Sunday, November 22, 2015
Still Singing in the City
A generous friend 'just could not stand waiting' until Christmas to send me a particular gift. So before Advent has even begun, I have received a modern reprint of an 1894 book. It's a hefty paperback the size of a large textbook, and is a historical account of the second oldest convent for nuns in the United States. Which sounds rather dry, I know, but the opening chapter - to me - is anything but that. Perhaps because I've spent time in this semi-cloistered monastery, I was glued from the very first sentence. The introductory chapters share a visit the authors made to the monastery in the then-dashingly-modern 1890s. I found the descriptions so accurate and timeless that reading them was like visiting the buildings and grounds this very day.
The monastery, situated in the bustling Georgetown suburb of Washington DC, is one I have written of here before. Its location in a busy city strikes me as the perfect analogy of the life of a cloistered heart. You can find some of my own impressions at An Ideal Set Up and Singing in the City.
I am writing this post primarily so I can link back to it, because I'd like to use snippets from the book as jumping off points for further reflections on the inner cloister.
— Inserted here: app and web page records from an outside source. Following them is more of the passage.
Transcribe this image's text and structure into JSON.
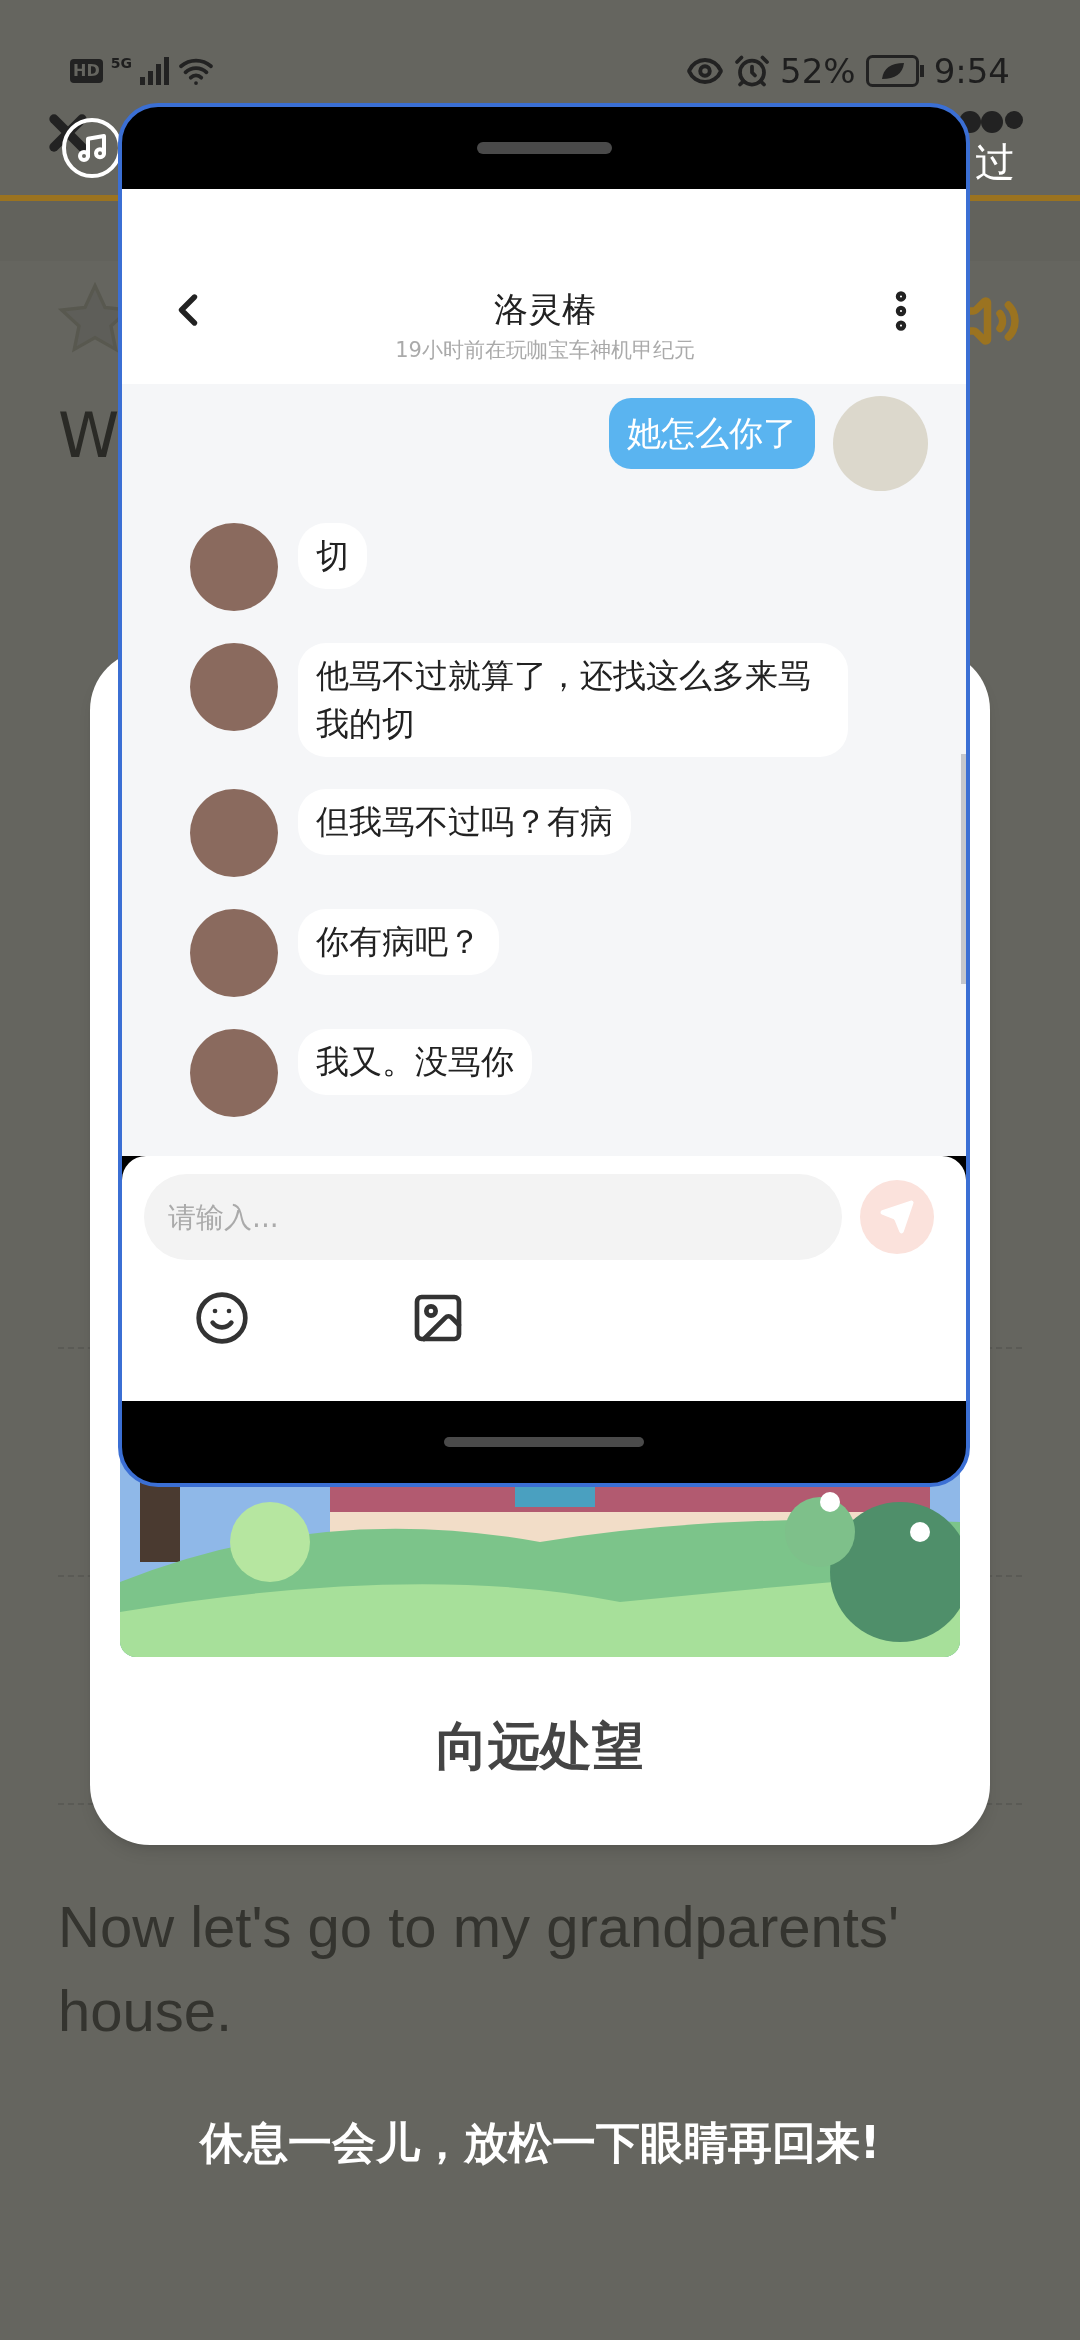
{
  "status_bar": {
    "hd_label": "HD",
    "network": "5G",
    "battery": "52%",
    "time": "9:54"
  },
  "background_app": {
    "skip_label": "过",
    "heading": "W",
    "progress": {
      "level": 1
    },
    "sentence": "Now let's go to my grandparents' house."
  },
  "break_card": {
    "caption": "向远处望"
  },
  "floating_window": {
    "chat": {
      "title": "洛灵椿",
      "subtitle": "19小时前在玩咖宝车神机甲纪元",
      "messages": [
        {
          "kind": "sent",
          "text": "她怎么你了"
        },
        {
          "kind": "received",
          "text": "切"
        },
        {
          "kind": "received",
          "text": "他骂不过就算了，还找这么多来骂我的切"
        },
        {
          "kind": "received",
          "text": "但我骂不过吗？有病"
        },
        {
          "kind": "received",
          "text": "你有病吧？"
        },
        {
          "kind": "received",
          "text": "我又。没骂你"
        }
      ],
      "input": {
        "placeholder": "请输入..."
      }
    }
  },
  "break_message": "休息一会儿，放松一下眼睛再回来!"
}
The book is A Story of Courage: Annals of the Georgetown Convent of the Visitation of the Blessed Virgin Mary by George Parsons Lathrop and Rose Hawthorne Lathrop (yes, THAT Rose Hawthorne Lathrop - we can read about her by clicking here). Publication date: 1894. My edition is from Nabu Public Domain Reprints, which states: 'You may freely copy and distribute this work, as no entity (individual or corporate) has a copyright on the body of the work.'
I know we are heading into a busy season, but like my generous book-giving friend, I just cannot stand waiting! So I hope to begin this next little journey into heart-cloister within a day or two....
'The time of year at which we first saw the convent was perhaps not unfitting for our first impressions; since the December leaflessness, the unornamented aspect of the ground and the stone walls, whose vines were mere shadows, typified the stern simplicity of the life....'
Photo: Cloister garden, Georgetown Visitation Monastery, Washington DC, by Nancy Shuman, 1992
This begins a 'series' of posts on A Story of Courage. To continue in chronological order, click this line.